**What you need to do**
Bring together every line in the data that includes "Hareket".

Provided entries START

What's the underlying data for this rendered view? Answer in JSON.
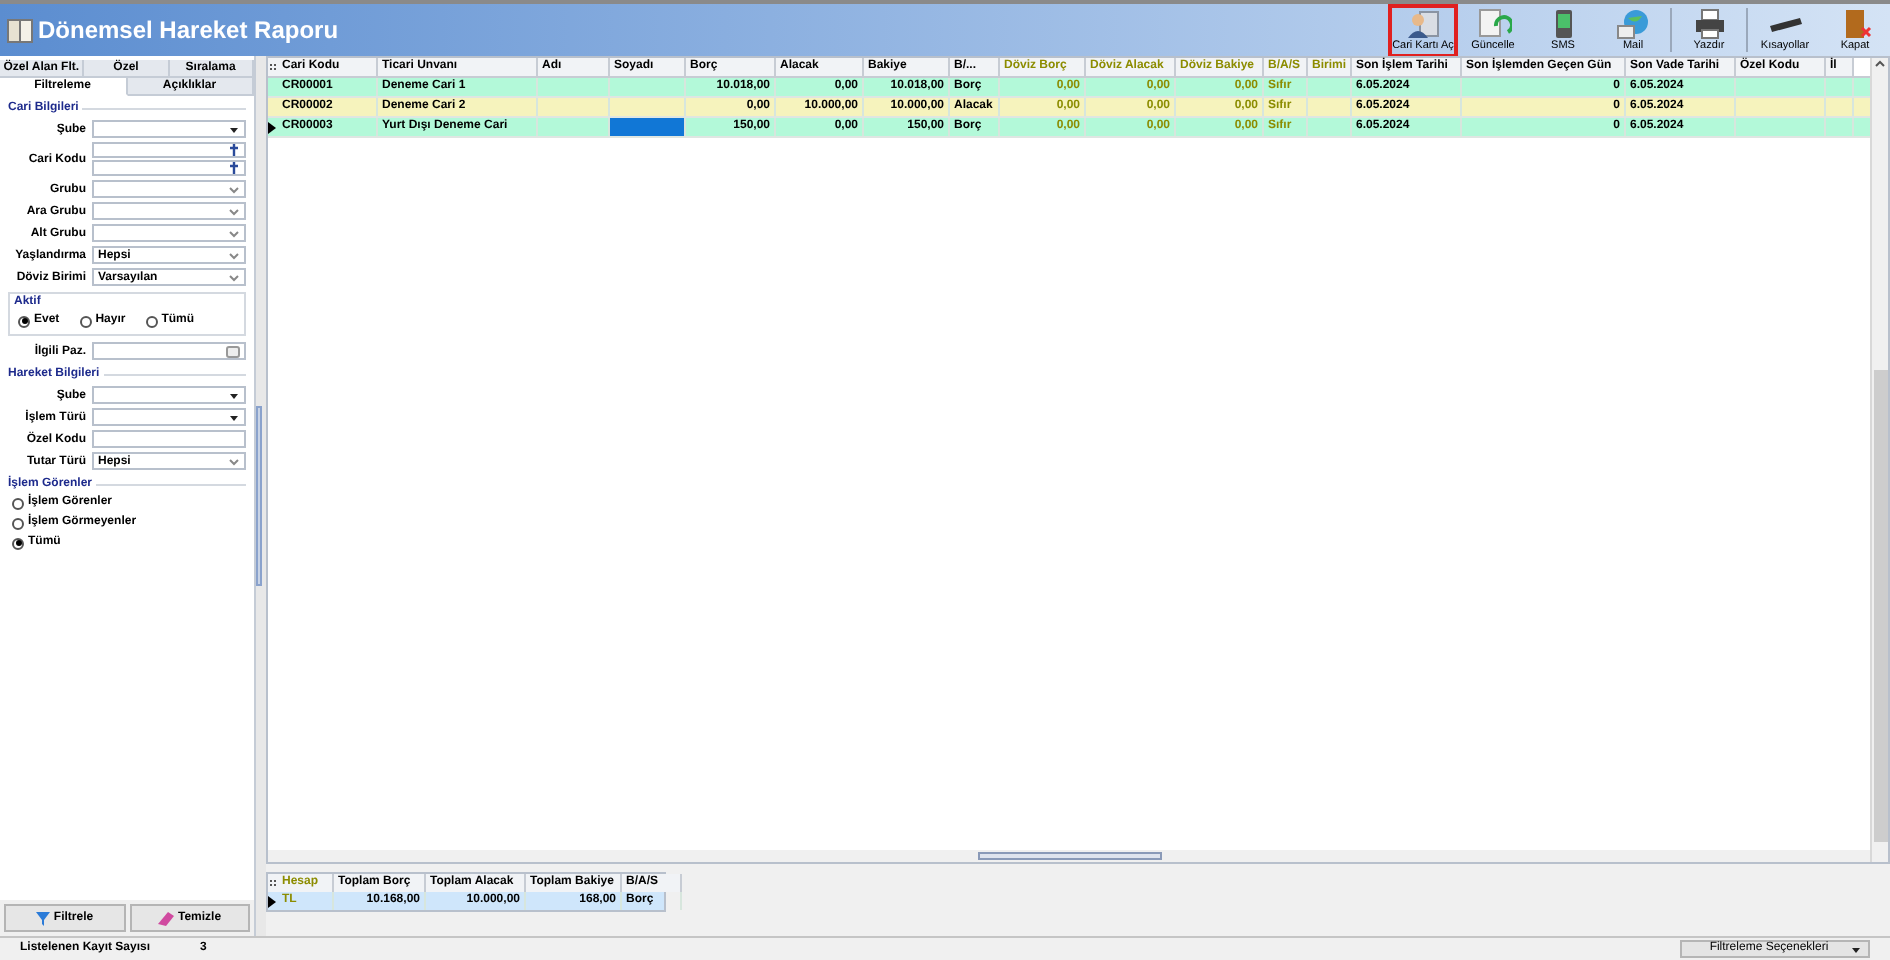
{
  "window": {
    "title": "Dönemsel Hareket Raporu"
  },
  "toolbar": [
    {
      "kind": "card",
      "label": "Cari Kartı Aç",
      "selected": true
    },
    {
      "kind": "refresh",
      "label": "Güncelle",
      "selected": false
    },
    {
      "kind": "sms",
      "label": "SMS",
      "selected": false
    },
    {
      "kind": "mail",
      "label": "Mail",
      "selected": false
    },
    {
      "kind": "print",
      "label": "Yazdır",
      "selected": false
    },
    {
      "kind": "keys",
      "label": "Kısayollar",
      "selected": false
    },
    {
      "kind": "exit",
      "label": "Kapat",
      "selected": false
    }
  ],
  "left_tabs": [
    [
      {
        "label": "Özel Alan Flt.",
        "selected": false
      },
      {
        "label": "Özel",
        "selected": false
      },
      {
        "label": "Sıralama",
        "selected": false
      }
    ],
    [
      {
        "label": "Filtreleme",
        "selected": true
      },
      {
        "label": "Açıklıklar",
        "selected": false
      }
    ]
  ],
  "filter_groups": [
    {
      "title": "Cari Bilgileri",
      "fields": [
        {
          "kind": "combo",
          "label": "Şube"
        },
        {
          "kind": "lookup2",
          "label": "Cari Kodu"
        },
        {
          "kind": "dropdown",
          "label": "Grubu"
        },
        {
          "kind": "dropdown",
          "label": "Ara Grubu"
        },
        {
          "kind": "dropdown",
          "label": "Alt Grubu"
        },
        {
          "kind": "dropdown",
          "label": "Yaşlandırma",
          "value": "Hepsi"
        },
        {
          "kind": "dropdown",
          "label": "Döviz Birimi",
          "value": "Varsayılan"
        },
        {
          "kind": "radios",
          "label": "Aktif",
          "options": [
            {
              "label": "Evet",
              "selected": true
            },
            {
              "label": "Hayır",
              "selected": false
            },
            {
              "label": "Tümü",
              "selected": false
            }
          ]
        },
        {
          "kind": "ellipsis",
          "label": "İlgili Paz."
        }
      ]
    },
    {
      "title": "Hareket Bilgileri",
      "fields": [
        {
          "kind": "combo",
          "label": "Şube"
        },
        {
          "kind": "combo",
          "label": "İşlem Türü"
        },
        {
          "kind": "text",
          "label": "Özel Kodu"
        },
        {
          "kind": "dropdown",
          "label": "Tutar Türü",
          "value": "Hepsi"
        }
      ]
    },
    {
      "title": "İşlem Görenler",
      "fields": [
        {
          "kind": "radiolist",
          "options": [
            {
              "label": "İşlem Görenler",
              "selected": false
            },
            {
              "label": "İşlem Görmeyenler",
              "selected": false
            },
            {
              "label": "Tümü",
              "selected": true
            }
          ]
        }
      ]
    }
  ],
  "filter_buttons": [
    {
      "kind": "filter",
      "label": "Filtrele"
    },
    {
      "kind": "clear",
      "label": "Temizle"
    }
  ],
  "table": {
    "columns": [
      {
        "label": "Cari Kodu",
        "kind": "text",
        "focused": false
      },
      {
        "label": "Ticari Unvanı",
        "kind": "text",
        "focused": false
      },
      {
        "label": "Adı",
        "kind": "text",
        "focused": false
      },
      {
        "label": "Soyadı",
        "kind": "text",
        "focused": true
      },
      {
        "label": "Borç",
        "kind": "number",
        "focused": false
      },
      {
        "label": "Alacak",
        "kind": "number",
        "focused": false
      },
      {
        "label": "Bakiye",
        "kind": "number",
        "focused": false
      },
      {
        "label": "B/...",
        "kind": "text",
        "focused": false
      },
      {
        "label": "Döviz Borç",
        "kind": "currency",
        "focused": false
      },
      {
        "label": "Döviz Alacak",
        "kind": "currency",
        "focused": false
      },
      {
        "label": "Döviz Bakiye",
        "kind": "currency",
        "focused": false
      },
      {
        "label": "B/A/S",
        "kind": "currency_text",
        "focused": false
      },
      {
        "label": "Birimi",
        "kind": "currency_text",
        "focused": false
      },
      {
        "label": "Son İşlem Tarihi",
        "kind": "text",
        "focused": false
      },
      {
        "label": "Son İşlemden Geçen Gün",
        "kind": "number",
        "focused": false
      },
      {
        "label": "Son Vade Tarihi",
        "kind": "text",
        "focused": false
      },
      {
        "label": "Özel Kodu",
        "kind": "text",
        "focused": false
      },
      {
        "label": "İl",
        "kind": "text",
        "focused": false
      }
    ],
    "rows": [
      {
        "color": "#b3f9d9",
        "current": false,
        "cells": [
          "CR00001",
          "Deneme Cari 1",
          null,
          null,
          "10.018,00",
          "0,00",
          "10.018,00",
          "Borç",
          "0,00",
          "0,00",
          "0,00",
          "Sıfır",
          null,
          "6.05.2024",
          "0",
          "6.05.2024",
          null,
          null
        ]
      },
      {
        "color": "#f6f3bd",
        "current": false,
        "cells": [
          "CR00002",
          "Deneme Cari 2",
          null,
          null,
          "0,00",
          "10.000,00",
          "10.000,00",
          "Alacak",
          "0,00",
          "0,00",
          "0,00",
          "Sıfır",
          null,
          "6.05.2024",
          "0",
          "6.05.2024",
          null,
          null
        ]
      },
      {
        "color": "#b3f9d9",
        "current": true,
        "cells": [
          "CR00003",
          "Yurt Dışı Deneme Cari",
          null,
          null,
          "150,00",
          "0,00",
          "150,00",
          "Borç",
          "0,00",
          "0,00",
          "0,00",
          "Sıfır",
          null,
          "6.05.2024",
          "0",
          "6.05.2024",
          null,
          null
        ]
      }
    ]
  },
  "summary": {
    "columns": [
      {
        "label": "Hesap",
        "kind": "currency_text"
      },
      {
        "label": "Toplam Borç",
        "kind": "number"
      },
      {
        "label": "Toplam Alacak",
        "kind": "number"
      },
      {
        "label": "Toplam Bakiye",
        "kind": "number"
      },
      {
        "label": "B/A/S",
        "kind": "text"
      }
    ],
    "rows": [
      {
        "current": true,
        "cells": [
          "TL",
          "10.168,00",
          "10.000,00",
          "168,00",
          "Borç"
        ]
      }
    ]
  },
  "status_bar": {
    "label": "Listelenen Kayıt Sayısı",
    "count": "3",
    "options": "Filtreleme Seçenekleri"
  }
}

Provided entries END

**Exercise result**
    "title": "Dönemsel Hareket Raporu"
      "title": "Hareket Bilgileri",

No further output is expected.